It is well known that cultural services brought by natural ecosystems are functioned as a solution to stress and disorder, the importance of which is much more substantial under the recent COVID-19 pandemic. However, contrary to green spaces, the role of urban blue spaces has been less focused, although the development of most large cities closely relates to coastal and riverine areas. We conducted an online-based survey targeting 5,756 respondents in the Japanese megacities to examine the personal characteristics, purpose, and motivation of urban people accessing blue spaces during and after the state of emergency (April to May, 2020).

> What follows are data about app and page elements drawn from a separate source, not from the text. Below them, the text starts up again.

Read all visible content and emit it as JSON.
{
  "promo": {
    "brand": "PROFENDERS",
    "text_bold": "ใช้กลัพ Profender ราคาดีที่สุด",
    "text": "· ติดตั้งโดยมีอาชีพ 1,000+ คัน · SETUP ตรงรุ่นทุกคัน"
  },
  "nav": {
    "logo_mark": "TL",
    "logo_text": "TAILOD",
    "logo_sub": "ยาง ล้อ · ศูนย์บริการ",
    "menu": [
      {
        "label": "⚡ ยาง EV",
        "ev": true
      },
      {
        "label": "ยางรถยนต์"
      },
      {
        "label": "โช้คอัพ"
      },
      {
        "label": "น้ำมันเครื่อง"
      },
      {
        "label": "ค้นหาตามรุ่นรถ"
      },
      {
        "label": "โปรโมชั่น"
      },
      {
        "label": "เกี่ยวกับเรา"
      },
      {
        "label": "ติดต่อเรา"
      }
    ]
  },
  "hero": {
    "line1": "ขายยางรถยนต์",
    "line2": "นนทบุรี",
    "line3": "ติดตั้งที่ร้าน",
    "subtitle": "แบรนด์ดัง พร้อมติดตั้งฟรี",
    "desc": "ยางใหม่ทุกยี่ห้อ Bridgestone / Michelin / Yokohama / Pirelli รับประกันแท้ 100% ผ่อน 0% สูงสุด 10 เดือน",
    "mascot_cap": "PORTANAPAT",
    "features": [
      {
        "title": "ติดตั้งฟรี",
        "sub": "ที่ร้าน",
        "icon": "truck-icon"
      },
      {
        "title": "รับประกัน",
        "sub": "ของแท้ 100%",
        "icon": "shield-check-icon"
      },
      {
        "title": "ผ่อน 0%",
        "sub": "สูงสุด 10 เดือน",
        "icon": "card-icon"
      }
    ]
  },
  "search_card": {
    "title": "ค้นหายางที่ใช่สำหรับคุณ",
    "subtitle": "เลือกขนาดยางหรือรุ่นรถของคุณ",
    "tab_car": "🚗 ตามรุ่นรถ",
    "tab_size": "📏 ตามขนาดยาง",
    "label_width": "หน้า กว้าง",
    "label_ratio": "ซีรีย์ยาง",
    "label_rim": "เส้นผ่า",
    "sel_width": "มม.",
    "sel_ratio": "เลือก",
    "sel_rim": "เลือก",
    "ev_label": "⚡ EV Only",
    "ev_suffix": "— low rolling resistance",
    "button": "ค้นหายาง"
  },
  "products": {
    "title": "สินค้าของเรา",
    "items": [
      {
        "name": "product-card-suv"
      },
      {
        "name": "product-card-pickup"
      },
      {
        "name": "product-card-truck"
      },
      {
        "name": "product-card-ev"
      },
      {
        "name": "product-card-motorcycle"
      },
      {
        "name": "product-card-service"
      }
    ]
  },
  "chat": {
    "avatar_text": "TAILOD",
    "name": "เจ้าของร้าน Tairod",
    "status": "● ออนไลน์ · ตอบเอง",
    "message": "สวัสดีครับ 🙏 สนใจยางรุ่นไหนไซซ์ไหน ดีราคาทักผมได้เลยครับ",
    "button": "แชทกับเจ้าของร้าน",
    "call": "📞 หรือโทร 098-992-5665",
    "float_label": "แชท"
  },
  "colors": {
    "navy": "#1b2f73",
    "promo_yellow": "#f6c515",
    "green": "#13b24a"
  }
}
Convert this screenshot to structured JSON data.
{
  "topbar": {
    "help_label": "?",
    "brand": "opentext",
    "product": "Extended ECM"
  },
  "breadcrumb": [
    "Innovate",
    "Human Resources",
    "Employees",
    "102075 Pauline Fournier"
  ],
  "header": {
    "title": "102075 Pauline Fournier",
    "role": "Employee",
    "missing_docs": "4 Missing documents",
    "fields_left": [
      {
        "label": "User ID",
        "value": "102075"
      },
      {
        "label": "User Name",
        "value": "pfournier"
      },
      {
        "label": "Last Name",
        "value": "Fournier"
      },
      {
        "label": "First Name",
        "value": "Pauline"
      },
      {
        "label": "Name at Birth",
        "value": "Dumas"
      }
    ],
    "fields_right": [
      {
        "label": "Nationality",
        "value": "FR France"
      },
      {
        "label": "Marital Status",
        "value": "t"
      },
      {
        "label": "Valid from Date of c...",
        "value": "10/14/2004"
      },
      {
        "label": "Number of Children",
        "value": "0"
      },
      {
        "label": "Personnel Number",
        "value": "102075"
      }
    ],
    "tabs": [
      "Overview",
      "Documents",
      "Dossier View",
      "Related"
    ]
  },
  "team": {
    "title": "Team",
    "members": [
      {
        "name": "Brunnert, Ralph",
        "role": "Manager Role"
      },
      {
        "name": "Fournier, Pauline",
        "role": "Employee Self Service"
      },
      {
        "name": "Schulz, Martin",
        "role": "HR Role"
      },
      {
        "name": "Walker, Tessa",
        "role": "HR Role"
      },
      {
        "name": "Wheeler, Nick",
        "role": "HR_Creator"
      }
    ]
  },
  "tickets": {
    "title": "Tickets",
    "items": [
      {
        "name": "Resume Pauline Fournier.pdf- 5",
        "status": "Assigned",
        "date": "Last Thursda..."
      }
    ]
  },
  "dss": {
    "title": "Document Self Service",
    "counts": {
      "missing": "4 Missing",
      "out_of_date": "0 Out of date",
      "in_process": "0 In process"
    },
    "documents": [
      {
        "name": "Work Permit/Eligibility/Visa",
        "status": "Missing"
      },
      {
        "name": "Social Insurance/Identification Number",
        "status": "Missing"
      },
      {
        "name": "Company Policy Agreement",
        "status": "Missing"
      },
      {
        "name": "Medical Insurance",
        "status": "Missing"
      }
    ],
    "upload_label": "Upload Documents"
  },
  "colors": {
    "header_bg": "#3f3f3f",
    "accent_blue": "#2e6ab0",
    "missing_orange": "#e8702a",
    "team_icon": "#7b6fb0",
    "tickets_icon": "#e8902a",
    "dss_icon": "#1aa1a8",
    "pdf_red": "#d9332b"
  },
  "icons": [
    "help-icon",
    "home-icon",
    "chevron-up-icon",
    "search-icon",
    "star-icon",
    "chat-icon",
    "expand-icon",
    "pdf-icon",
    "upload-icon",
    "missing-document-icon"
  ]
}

We show that the residents who have more nature experiences in childhood, are satisfied with surrounding nature, and/or have more children who accessed these blue spaces more frequently. On the contrary, after the emergency period, those who have more nature experiences in childhood and/or longer stay-at-home duration increased the frequency accessing rivers but not coasts. In addition, they tended to visit coasts for recreational activity (e.g, fishing, swimming, marine sports) and rivers for interacting with animals and plants. These findings imply that, although both blue spaces are valuable for their improved health, urban people may recognize and use the former as ‘active leisure’ for their energy release and the latter as ‘passive leisure’.